¶25 Plaintiff asserts the statute is invalid and violative of the constitutional provisions in reference to sanctity of contracts. That question was set at rest in the Baccus case, supra. It is unnecessary to herein set forth the contentions stated, or mention the case cited in the argument presented. Similar contentions and decisions of like tenor are discussed in the Baccus case and the rules therein announced are applicable here. In the Baccus case, in the syllabus it was said:
"The existing limitation statutes do not ordinarily enter into and become a part of the obligation of contracts, and the Legislature may shorten such periods so long as a reasonable period remains.
"Statutes of limitations may be made to apply to existing contract rights against which there were no such statutes in existence at the time they were created, provided a reasonable time is allowed for their enforcement, and such statutes do not violate the constitutional provision against impairment of the obligation of contracts.
"The period of time allowed in 11 O. S. 1941 § 242 (18 months and 19 days) for the enforcement of existing contract obligations which had been due more than three years or which were to be due more than three years by November 1, 1939, was not unreasonable.

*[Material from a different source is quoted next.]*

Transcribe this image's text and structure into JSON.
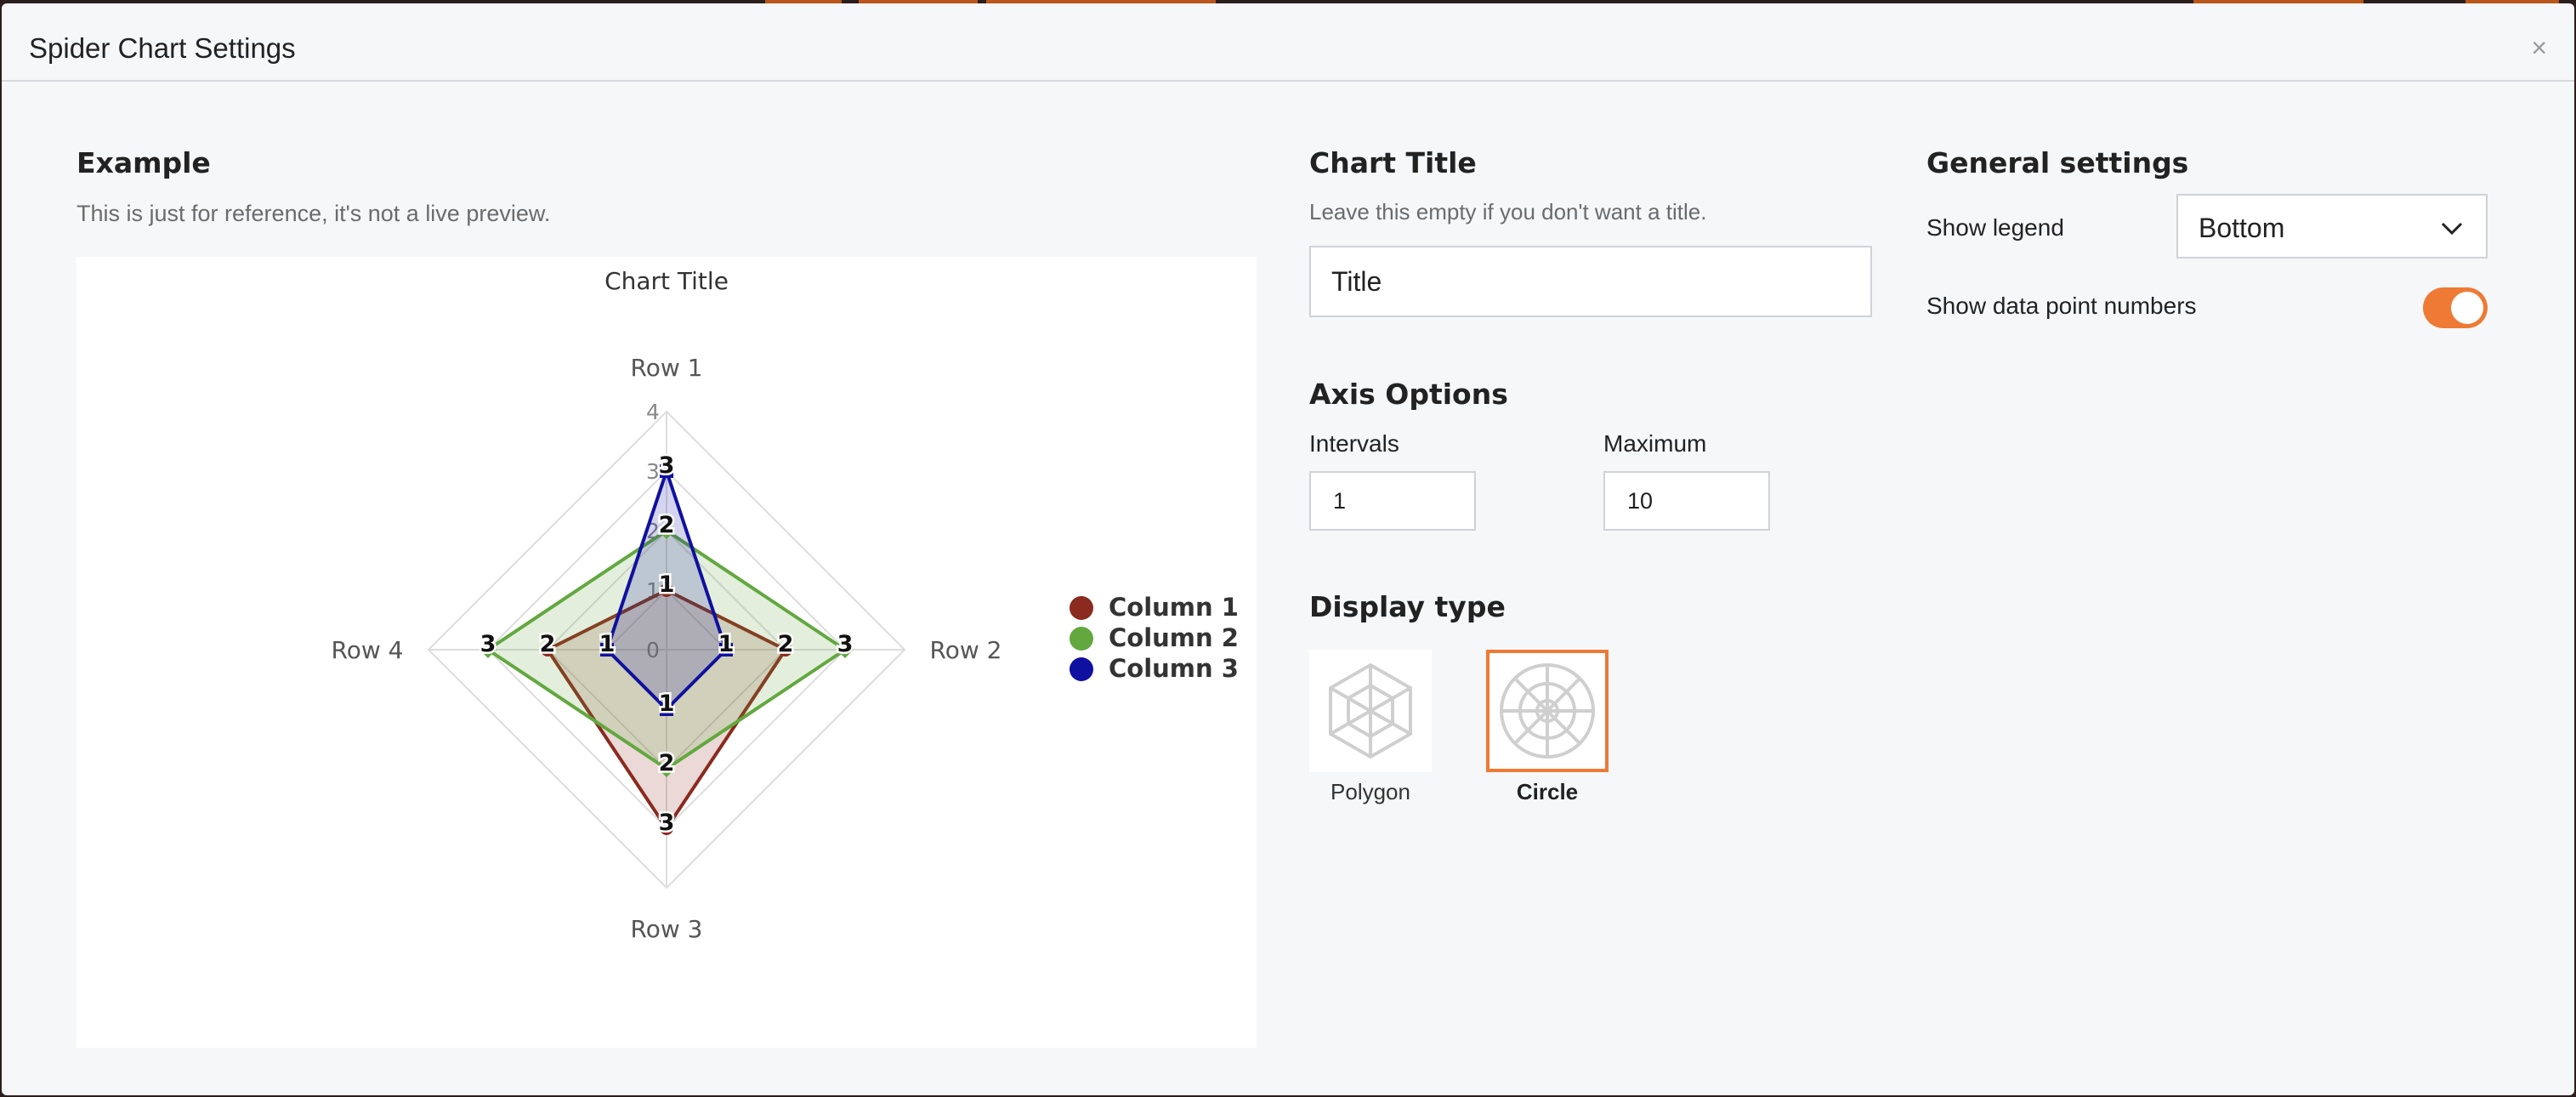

"11 O. S. 1941 § 242 did not deprive owners of special assessment bonds of any of the remedies they previously had.
"The Legislature may, in enacting a statute of limitations, make it effective to take away both the remedy and the right and make it applicable to existing contract rights, so long as the period of limitations is reasonable.
"The provisions of 11 O. S. 1941 § 242, that the running of the period of limitation therein fixed 'shall be an absolute bar to any action or proceeding brought thereafter, whether the same is plead as a defense or not, and the property against which such bonds theretofore represented a lien shall thereafter be, by operation of law, absolved of any lien or liability on account of said bonds,' is but a part of, and is intended to make effective the statute of limitations therein, and the same does not unconstitutionally impair the obligation of the contract, nor does it violate the due process clause or the equal protection clause of either the State or Federal Constitution."
¶26 The judgment is affirmed.
¶27 DAVISON, C.J., and CORN, LUTTRELL, HALLEY, JOHNSON, and O'NEAL, JJ., concur. GIBSON, J., dissents.